Fortunately, there are a number of promising initiatives to tackle this distressing trend. NCMEC recently inked a partnership with the French social media platform Yubo, whose users are aged 13-25. As part of the collaboration, Yubo’s dedicated moderation team will be able to report potential child exploitation in real-time to NCMEC’s tipline. The French startup will also be able to tap into NCMEC’S database of known files containing child sexual abuse content, which will make it easier for Yubo to ferret out suspicious profiles.

NCMEC will also advise Yubo on developing effective safety tools—though this is an area in which the social media platform already has a headstart. The app has developed an algorithm designed to crack down on inappropriate behavior in its livestreams. If the system detects that a user is nude or in their underwear on a video chat, Yubo moderators step in—warning users that they have a minute to dress appropriately or the stream will be shut down.

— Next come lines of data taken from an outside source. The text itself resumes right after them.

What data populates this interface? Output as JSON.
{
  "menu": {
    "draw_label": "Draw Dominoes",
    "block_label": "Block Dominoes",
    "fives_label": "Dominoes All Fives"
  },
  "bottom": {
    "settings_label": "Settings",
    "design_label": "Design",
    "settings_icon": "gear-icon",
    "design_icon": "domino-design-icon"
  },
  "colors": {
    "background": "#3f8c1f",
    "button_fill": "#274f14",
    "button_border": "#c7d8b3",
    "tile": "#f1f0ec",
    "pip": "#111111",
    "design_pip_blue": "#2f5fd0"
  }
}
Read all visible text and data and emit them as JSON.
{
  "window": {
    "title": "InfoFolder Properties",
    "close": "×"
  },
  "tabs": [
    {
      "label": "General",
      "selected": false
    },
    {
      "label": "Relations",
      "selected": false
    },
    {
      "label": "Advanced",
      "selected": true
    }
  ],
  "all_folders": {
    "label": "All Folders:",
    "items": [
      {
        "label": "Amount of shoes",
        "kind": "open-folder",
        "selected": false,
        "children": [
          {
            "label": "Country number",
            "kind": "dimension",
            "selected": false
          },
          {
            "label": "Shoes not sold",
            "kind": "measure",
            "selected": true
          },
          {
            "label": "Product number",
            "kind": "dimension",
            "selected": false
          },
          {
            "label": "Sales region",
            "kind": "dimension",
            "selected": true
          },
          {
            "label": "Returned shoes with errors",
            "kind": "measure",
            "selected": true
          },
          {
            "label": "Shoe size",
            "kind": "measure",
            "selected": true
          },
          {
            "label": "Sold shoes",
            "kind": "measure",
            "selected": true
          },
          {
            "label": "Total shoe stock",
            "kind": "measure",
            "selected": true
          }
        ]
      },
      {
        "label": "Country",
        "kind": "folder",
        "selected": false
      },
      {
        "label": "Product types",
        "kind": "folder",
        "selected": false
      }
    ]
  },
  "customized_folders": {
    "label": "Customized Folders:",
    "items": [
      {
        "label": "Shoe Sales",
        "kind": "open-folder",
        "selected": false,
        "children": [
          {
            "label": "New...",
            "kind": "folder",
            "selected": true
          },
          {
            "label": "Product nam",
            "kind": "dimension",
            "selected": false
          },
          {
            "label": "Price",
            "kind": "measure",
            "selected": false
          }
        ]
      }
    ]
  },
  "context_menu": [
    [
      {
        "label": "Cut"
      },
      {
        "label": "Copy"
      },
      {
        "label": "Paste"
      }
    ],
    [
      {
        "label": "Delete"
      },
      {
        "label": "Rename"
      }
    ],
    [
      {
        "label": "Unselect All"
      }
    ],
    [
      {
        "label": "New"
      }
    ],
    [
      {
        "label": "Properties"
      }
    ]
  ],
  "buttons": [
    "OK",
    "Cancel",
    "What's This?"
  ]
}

The app—whose daily new users have tripled amidst the coronavirus crisis—also uses an age verification system called Yoti, to ensure that users outside its 13-25 age bracket aren’t able to create profiles. In parallel with the NCMEC partnership, it has rolled out two new safety tools—one which prevents users from signing up without a profile picture, and another which alerts users in real-time when they are about to share personal information like their location or phone number.

Yubo isn’t the only firm using machine learning to keep young people safe online. The Internet Watch Foundation (IWF), a UK-based charity, has been building a database of phrases often used by pedophiles to camouflage their activities. The IWF shares its list of abusers’ slang with social media platforms and law enforcement officials, allowing them to uncover cases of child exploitation.

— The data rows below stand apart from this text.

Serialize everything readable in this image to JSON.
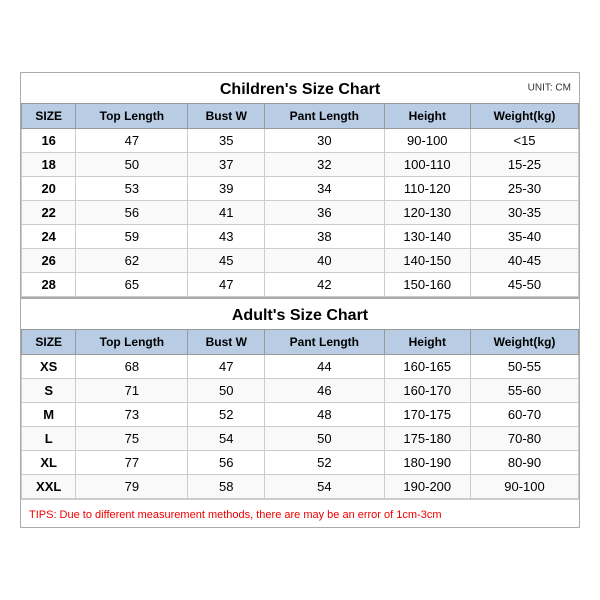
{
  "children": {
    "title": "Children's Size Chart",
    "unit": "UNIT: CM",
    "headers": [
      "SIZE",
      "Top Length",
      "Bust W",
      "Pant Length",
      "Height",
      "Weight(kg)"
    ],
    "rows": [
      [
        "16",
        "47",
        "35",
        "30",
        "90-100",
        "<15"
      ],
      [
        "18",
        "50",
        "37",
        "32",
        "100-110",
        "15-25"
      ],
      [
        "20",
        "53",
        "39",
        "34",
        "110-120",
        "25-30"
      ],
      [
        "22",
        "56",
        "41",
        "36",
        "120-130",
        "30-35"
      ],
      [
        "24",
        "59",
        "43",
        "38",
        "130-140",
        "35-40"
      ],
      [
        "26",
        "62",
        "45",
        "40",
        "140-150",
        "40-45"
      ],
      [
        "28",
        "65",
        "47",
        "42",
        "150-160",
        "45-50"
      ]
    ]
  },
  "adults": {
    "title": "Adult's Size Chart",
    "headers": [
      "SIZE",
      "Top Length",
      "Bust W",
      "Pant Length",
      "Height",
      "Weight(kg)"
    ],
    "rows": [
      [
        "XS",
        "68",
        "47",
        "44",
        "160-165",
        "50-55"
      ],
      [
        "S",
        "71",
        "50",
        "46",
        "160-170",
        "55-60"
      ],
      [
        "M",
        "73",
        "52",
        "48",
        "170-175",
        "60-70"
      ],
      [
        "L",
        "75",
        "54",
        "50",
        "175-180",
        "70-80"
      ],
      [
        "XL",
        "77",
        "56",
        "52",
        "180-190",
        "80-90"
      ],
      [
        "XXL",
        "79",
        "58",
        "54",
        "190-200",
        "90-100"
      ]
    ]
  },
  "tips": "TIPS: Due to different measurement methods, there are may be an error of 1cm-3cm"
}
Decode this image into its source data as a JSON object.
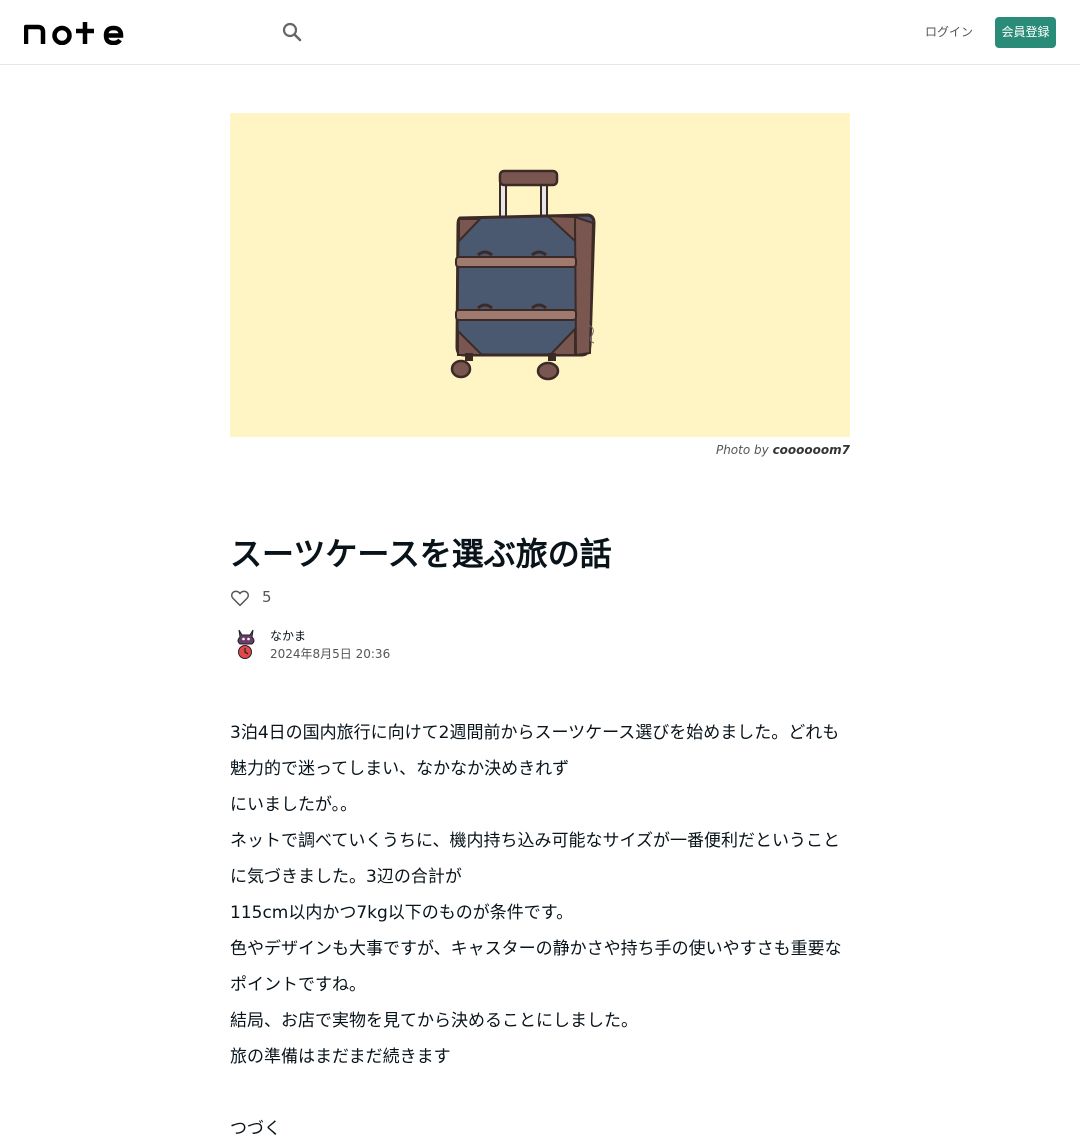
{
  "header": {
    "logo_text": "note",
    "search_icon": "search-icon",
    "login_label": "ログイン",
    "signup_label": "会員登録",
    "signup_color": "#2a8c78"
  },
  "hero": {
    "background_color": "#fff4c4",
    "image_subject": "suitcase illustration",
    "credit_prefix": "Photo by",
    "credit_user": "coooooom7"
  },
  "article": {
    "title": "スーツケースを選ぶ旅の話",
    "like_icon": "heart-outline-icon",
    "like_count": "5",
    "author_name": "なかま",
    "date": "2024年8月5日 20:36",
    "paragraphs": [
      "3泊4日の国内旅行に向けて2週間前からスーツケース選びを始めました。どれも魅力的で迷ってしまい、なかなか決めきれず",
      "にいましたが。。",
      "ネットで調べていくうちに、機内持ち込み可能なサイズが一番便利だということに気づきました。3辺の合計が",
      "115cm以内かつ7kg以下のものが条件です。",
      "色やデザインも大事ですが、キャスターの静かさや持ち手の使いやすさも重要なポイントですね。",
      "結局、お店で実物を見てから決めることにしました。",
      "旅の準備はまだまだ続きます",
      "",
      "つづく"
    ]
  }
}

After working on the glossary for ten years, the IWF had managed to identify 450 problematic words—but that number has ballooned over the past couple of weeks. The charity deployed machine learning techniques and an intelligent crawler to comb the web for language used by online predators—a strategy which has seen more than 3,500 new entries added to the IWF’s list.

British startup SafeToNet, meanwhile, uses machine learning to spot problematic behaviors in children’s online activities. It operates on a three-strike system—first warning young users and trying to steer them clear of inappropriate behavior, and only intervening more directly when needed to protect the child, for example by remotely turning off a device’s camera to stop children from sending an inappropriate photo of themselves to a stranger.

Tech’s biggest names are getting on the AI-assisted online safety bandwagon, too. Tech giant Microsoft recently rolled out Artemis, an automated tool which can identify patterns in how online predators communicate with young people. Artemis was trained on Microsoft products including gaming platform Xbox Live and chat app Skype, and Microsoft is now licensing it to other companies for free.

Like any AI system, human moderation is essential—if Artemis identifies a conversation as having a particularly high risk of child exploitation, human moderators at Microsoft take a second look. If they agree that the conversation is problematic, they will tip off law enforcement bodies and the NCMEC.

While these AI-based tools have revolutionized the fight against online child exploitation, one of the best ways to keep young people safe online is one of the most low-tech. Teaching children best practices about online safety can pay huge dividends. Google, for example, has developed a complete curriculum, called “Be Internet Awesome,” aimed at teaching school-age children how to protect themselves online.

Even before the current public health crisis, young people were spending an average of 40 hours a week online. With virtual playdates, online lessons, and long-distance friendships a vital part of keeping life as normal as possible in quarantine, these initiatives to help stamp out child exploitation will be more vital than ever.